What is more, as “founders” of imperial systems that identified with a particular religious community, the literature that developed around these late antique figures applied these ancient tropes in a startlingly parallel direction. This parallel offers a new angle on the Kārnāmag tradition, an originally Middle Persian biographical tradition of Ardashir I.
Author: Pia Wiegmink
Abolitionist Cosmopolitanism redefines the potential of American antislavery literature as a cultural and political imaginary by situating antislavery literature in specific transnational contexts and highlighting the role of women as producers, subjects, and audiences of antislavery literature. Pia Wiegmink draws attention to locales, authors, and webs of entanglement between texts, ideas, and people. Perceived through the lens of gender and transnationalism, American antislavery literature emerges as a body of writing that presents profoundly reconfigured literary imaginations of freedom and equality in the United States prior to the Civil War.
A History of the Waterway North of Eurasia
Volume Editors: Jens Petter Nielsen and Edwin Okhuizen

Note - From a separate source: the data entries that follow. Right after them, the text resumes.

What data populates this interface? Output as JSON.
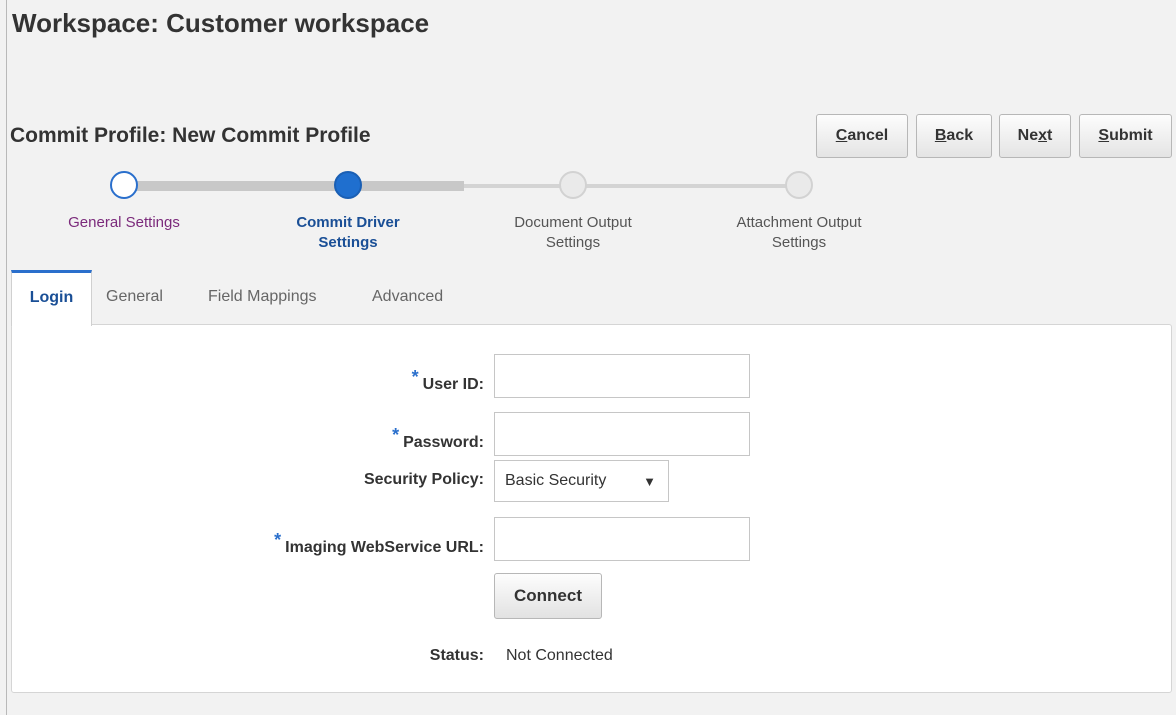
{
  "workspace_title": "Workspace: Customer workspace",
  "profile_title": "Commit Profile: New Commit Profile",
  "buttons": {
    "cancel": {
      "label": "ancel",
      "mnemonic": "C"
    },
    "back": {
      "label": "ack",
      "mnemonic": "B"
    },
    "next": {
      "prefix": "Ne",
      "mnemonic": "x",
      "suffix": "t"
    },
    "submit": {
      "label": "ubmit",
      "mnemonic": "S"
    }
  },
  "train": {
    "steps": [
      {
        "label_line1": "General Settings",
        "label_line2": "",
        "state": "visited"
      },
      {
        "label_line1": "Commit Driver",
        "label_line2": "Settings",
        "state": "current"
      },
      {
        "label_line1": "Document Output",
        "label_line2": "Settings",
        "state": "unvisited"
      },
      {
        "label_line1": "Attachment Output",
        "label_line2": "Settings",
        "state": "unvisited"
      }
    ]
  },
  "tabs": [
    {
      "label": "Login",
      "active": true
    },
    {
      "label": "General",
      "active": false
    },
    {
      "label": "Field Mappings",
      "active": false
    },
    {
      "label": "Advanced",
      "active": false
    }
  ],
  "form": {
    "required_marker": "*",
    "user_id_label": "User ID:",
    "user_id_value": "",
    "password_label": "Password:",
    "password_value": "",
    "security_policy_label": "Security Policy:",
    "security_policy_value": "Basic Security",
    "url_label": "Imaging WebService URL:",
    "url_value": "",
    "connect_label": "Connect",
    "status_label": "Status:",
    "status_value": "Not Connected"
  },
  "colors": {
    "accent": "#2a6fcc",
    "visited_label": "#7b2a7b",
    "current_label": "#1a4f96"
  }
}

The notion of a waterway north of Eurasia, conceived in the first half of the sixteenth century, remained only a dream for centuries, due to ice, unmapped coastlines and a lack of geographical knowledge. This volume is the first comprehensive, scholarly account in English of the slow but steady exploration and commercial exploitation of the Siberian coastal waters, and it proves that this was a truly international endeavour. However, in the end, the Northern Sea Route as a through traverse route came to be used primarily by the Soviet Union, for which it became a crucial vehicle for the geopolitical and economic integration of its vast territories. As an international trade route the Northern Sea Route is only today about to win its way, essentially as a result of global warming. This being the case, should we rejoice or despair?